Element data from apps and pages:

════════════════

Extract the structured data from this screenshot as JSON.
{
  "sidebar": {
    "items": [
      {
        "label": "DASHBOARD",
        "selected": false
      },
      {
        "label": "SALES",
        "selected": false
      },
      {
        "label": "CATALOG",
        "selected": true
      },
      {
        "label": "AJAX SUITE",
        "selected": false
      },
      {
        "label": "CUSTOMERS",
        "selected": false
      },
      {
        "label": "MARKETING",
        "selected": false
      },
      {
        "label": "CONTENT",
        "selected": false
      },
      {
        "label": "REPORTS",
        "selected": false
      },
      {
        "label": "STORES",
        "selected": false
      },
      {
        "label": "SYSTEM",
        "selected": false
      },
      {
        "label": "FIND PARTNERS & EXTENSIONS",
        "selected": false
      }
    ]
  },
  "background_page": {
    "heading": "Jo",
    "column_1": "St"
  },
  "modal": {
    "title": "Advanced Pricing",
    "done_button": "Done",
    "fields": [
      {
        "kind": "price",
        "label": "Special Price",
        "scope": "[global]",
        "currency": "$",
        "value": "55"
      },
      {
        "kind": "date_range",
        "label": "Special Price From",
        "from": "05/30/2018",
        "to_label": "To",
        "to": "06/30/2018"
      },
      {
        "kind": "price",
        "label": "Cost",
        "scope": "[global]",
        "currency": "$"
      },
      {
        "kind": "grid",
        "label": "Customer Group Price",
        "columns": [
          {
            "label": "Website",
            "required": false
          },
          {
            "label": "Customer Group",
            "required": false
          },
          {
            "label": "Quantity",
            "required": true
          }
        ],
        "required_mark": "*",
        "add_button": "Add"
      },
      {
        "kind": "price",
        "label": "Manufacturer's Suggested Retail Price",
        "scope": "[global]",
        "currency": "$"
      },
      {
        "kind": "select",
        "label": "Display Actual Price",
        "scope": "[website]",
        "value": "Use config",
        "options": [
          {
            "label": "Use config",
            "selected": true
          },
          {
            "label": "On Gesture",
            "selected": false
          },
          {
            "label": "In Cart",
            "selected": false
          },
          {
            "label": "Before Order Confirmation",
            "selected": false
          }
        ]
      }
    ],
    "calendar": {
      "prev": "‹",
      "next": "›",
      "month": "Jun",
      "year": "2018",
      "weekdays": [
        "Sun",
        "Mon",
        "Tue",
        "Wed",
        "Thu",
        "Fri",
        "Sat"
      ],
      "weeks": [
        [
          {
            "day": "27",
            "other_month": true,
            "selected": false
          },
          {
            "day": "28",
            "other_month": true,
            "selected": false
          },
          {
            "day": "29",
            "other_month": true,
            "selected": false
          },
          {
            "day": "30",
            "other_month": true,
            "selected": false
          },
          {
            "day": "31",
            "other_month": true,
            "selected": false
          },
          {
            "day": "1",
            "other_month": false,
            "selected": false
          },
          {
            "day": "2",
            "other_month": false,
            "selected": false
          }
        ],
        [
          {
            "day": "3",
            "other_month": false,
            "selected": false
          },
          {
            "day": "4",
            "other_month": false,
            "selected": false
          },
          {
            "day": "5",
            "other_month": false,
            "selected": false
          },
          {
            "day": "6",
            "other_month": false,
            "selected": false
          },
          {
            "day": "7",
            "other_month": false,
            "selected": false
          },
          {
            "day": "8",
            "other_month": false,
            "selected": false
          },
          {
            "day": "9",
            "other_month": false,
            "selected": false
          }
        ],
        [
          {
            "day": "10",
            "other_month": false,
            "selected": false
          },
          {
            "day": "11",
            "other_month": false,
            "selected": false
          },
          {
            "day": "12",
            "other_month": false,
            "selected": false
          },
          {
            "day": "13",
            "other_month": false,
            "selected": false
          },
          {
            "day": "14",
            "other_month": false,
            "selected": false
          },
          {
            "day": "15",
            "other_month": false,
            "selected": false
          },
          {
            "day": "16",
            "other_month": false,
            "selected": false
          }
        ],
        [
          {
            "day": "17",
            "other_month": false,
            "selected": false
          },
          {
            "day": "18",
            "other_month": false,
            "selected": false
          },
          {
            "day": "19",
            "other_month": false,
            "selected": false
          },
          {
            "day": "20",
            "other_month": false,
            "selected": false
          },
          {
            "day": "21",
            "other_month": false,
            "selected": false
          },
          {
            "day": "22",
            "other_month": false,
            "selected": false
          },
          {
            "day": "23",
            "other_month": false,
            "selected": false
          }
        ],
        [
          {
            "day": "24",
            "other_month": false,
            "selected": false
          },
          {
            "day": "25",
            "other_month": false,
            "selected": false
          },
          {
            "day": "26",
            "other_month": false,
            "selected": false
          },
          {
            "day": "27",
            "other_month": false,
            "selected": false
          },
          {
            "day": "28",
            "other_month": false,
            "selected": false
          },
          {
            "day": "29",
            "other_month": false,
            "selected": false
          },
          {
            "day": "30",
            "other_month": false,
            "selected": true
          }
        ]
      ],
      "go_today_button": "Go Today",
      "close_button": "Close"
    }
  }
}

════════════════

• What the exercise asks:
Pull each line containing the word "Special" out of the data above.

• Response:
        "label": "Special Price",
        "label": "Special Price From",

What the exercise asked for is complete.